The public health scandal in China of adulteration of dairy products with poisonous melamin exposes, I understand, which is the major problem of the Chinese regime: lack of transparency, which is just a byproduct of lack of democracy and civil rights.
China is not a socialist country, not anymore. It is merely another capitalist country under a merely symbolic red banner. The fact that affected children, their families actually, have to pay for their health care highlights how much burgueoise is modern P.R. China. Healthcare has always been public in any other socialist country, as well as in many capitalist ones, as it is a basic guarantee of citizen equality. But healthcare is not the only indicator: private business have become more and more powerful, unionization is restricted and state-controlled and there is an ongoing internal colonialism draining rural China.
In any case, they have a major problem: corruption. Ok, corruption can be found anywhere but when there is transparency and the media has enough freedom and diversity to expose it, it becomes quite limited. Additionally autocratic governments reduce the faith of the people in them, even in good times, and make cheating legitimate.
I have got now and then into some discussions on the different moral values of Chinese and Westerners, on how different can be the concepts of "guilt" and "shame" and so on. But I do not believe there are real moral differences or that these are important: there are cheaters and corrupt people everywhere, the real problem is that the public interest is against them and therefore they have much more problems if they can be exposed and if their political support can suffer from any corruption scandal like this one. That's why capitalist countries have tended (not always but often enough) to create republican regimes with guarantist schemes, such as human rights, independent judiciary, regular elections and things like that. These elements just add to public confidence and somehow guarantee that the worst abuses are less likely to happen. In fact I would dare to say that these have been central elements in the overall success of Capitalism worldwide, specially in its historical confrontation with the "Socialist camp" in the Cold War. The autocratic regimes of the USSR and the like could not prevent nor tackle corruption because there was no internal opposition, no semblance of free press and no independent judiciary. Eventually the corrupt and stagnated Soviet bloc had to collapse.
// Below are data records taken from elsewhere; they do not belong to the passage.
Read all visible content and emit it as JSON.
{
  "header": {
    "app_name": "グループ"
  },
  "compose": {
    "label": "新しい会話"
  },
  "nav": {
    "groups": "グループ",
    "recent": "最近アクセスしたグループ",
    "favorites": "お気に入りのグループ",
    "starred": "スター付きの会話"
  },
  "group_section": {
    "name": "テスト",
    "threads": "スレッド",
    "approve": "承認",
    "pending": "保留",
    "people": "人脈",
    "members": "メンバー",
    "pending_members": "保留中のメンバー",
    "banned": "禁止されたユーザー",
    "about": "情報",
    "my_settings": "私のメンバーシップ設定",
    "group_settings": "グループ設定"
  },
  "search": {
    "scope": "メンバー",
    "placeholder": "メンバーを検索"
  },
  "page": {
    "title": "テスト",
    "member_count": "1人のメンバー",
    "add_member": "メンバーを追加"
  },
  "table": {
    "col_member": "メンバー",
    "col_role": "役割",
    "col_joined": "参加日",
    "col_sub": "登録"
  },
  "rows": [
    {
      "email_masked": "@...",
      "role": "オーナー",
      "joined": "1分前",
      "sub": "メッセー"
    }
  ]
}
China has adressed in all this time only the issues of economical competitivity: it has become largely a capitalist country, able to challenge somewhat the hegemony of the USA that way. But it has failed to adress the other major issue, or at least it has not adressed it with enough determination. Without any control other than the also corrupt bureaucracy, in the long run corruption had to become a major problem and make the contradictions show up.
I guess that this outraging scandal may shatter somewhat the fundaments of the CCP regime. I don't know how far this patent crack will damage the system itself but it has definitively damaged public credibility a lot. If this doesn't make the system change quite drastically, there will be others, no doubt, and they will eventually cause the fall of the one-party system. Excuting a handful of corrupt officials, as has happened before, may sound like an exemplary measure but it will not correct corruption, specially if state censorship keeps being used to hide the problem. And this will be the case unless things change radically because if anyone has enough power to bury such a major public health scandal, that person will be almost unavoidably bribed and put at the service of the corrupt interests.
Personally I think that it is unavoidable that, as China becomes more and more burgueoise, it will find itself in the need to organize a burgueoise political system. Moreso if it has great power ambitions.
I don't dare to forecast timelines but change seems unavoidable one way or another.